"Media reports regarding the performance of the Prince George's County police department make it impossible for the defendants to receive a fair trial by a jury in Prince George's County," the six police officers in the second case argued in their motion filed in Prince George's Circuit Court.
"I think the officers just feel that as a result of all the publicity in these cases and in the past and because of discussions we've been involved with jurors (in other cases) the officers felt they might not be able to get a fair hearing before a jury here," County Attorney Robert B. Ostrom said yesterday.
At least one attorney in the second case, Fred Warren Bennett, said he will oppose the motion for change of venue. "It's as it they are saying that Lefty Driesell (University of Maryland basketball coach) can't get fair refereeing in Cole Field House (the team's home court) because he's been criticized in the past by the newspapers.
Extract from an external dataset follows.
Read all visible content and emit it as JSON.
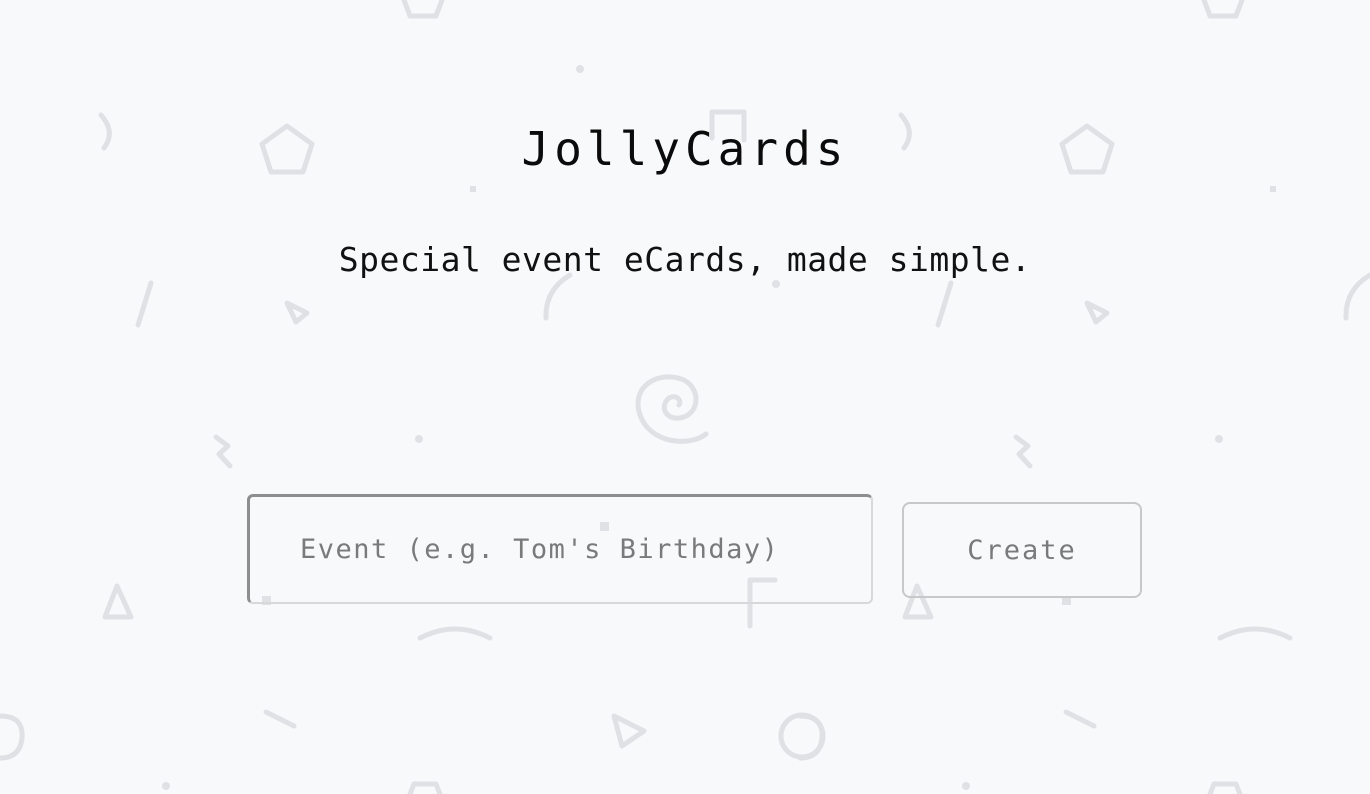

The change of venue motions are believed to be the first in civil cases involving the police where the county has requested that the case be moved.
County police union President Laney Hester said yesterday he found the change of venue motions distressing. "I think it's really sad," he said. "Apparently we've gotten to the point where things have gotten so bad that no one thinks a police officer in this county can get a fair trial no matter what the facts in the case. It's disappointing as hell."
Police chief John W. Rhoads would not speculate on the motions but said, "I guess they just want to go wherever the hell they can get the fairest trial. That's fine with me."
Morgan's shooting of Ray because a cause celebre, first in the black community, which charged that Morgan had committed "murder" by shooting an unarmed, Fleeing shoplifting suspect and then among police when Morgan was fired as a result of the shooting. Earlier this month, Morgan, 23, was reinstated.
The second case in which the six policemen involved allegedly drew their shotgunss and searched the five plaintiffs, even though none was charged with a crime, received no publicity at the time.
Recently, the county police department has been the subject of voluminous publicity because of the trial of Terrence Johnson, 16, who shot and killed two county police officers last June. Johnson, who charged he was being beaten by one of the officers before the shootings, was convicted of manslaughter and illegal use of handgun but acquitted of murder charges.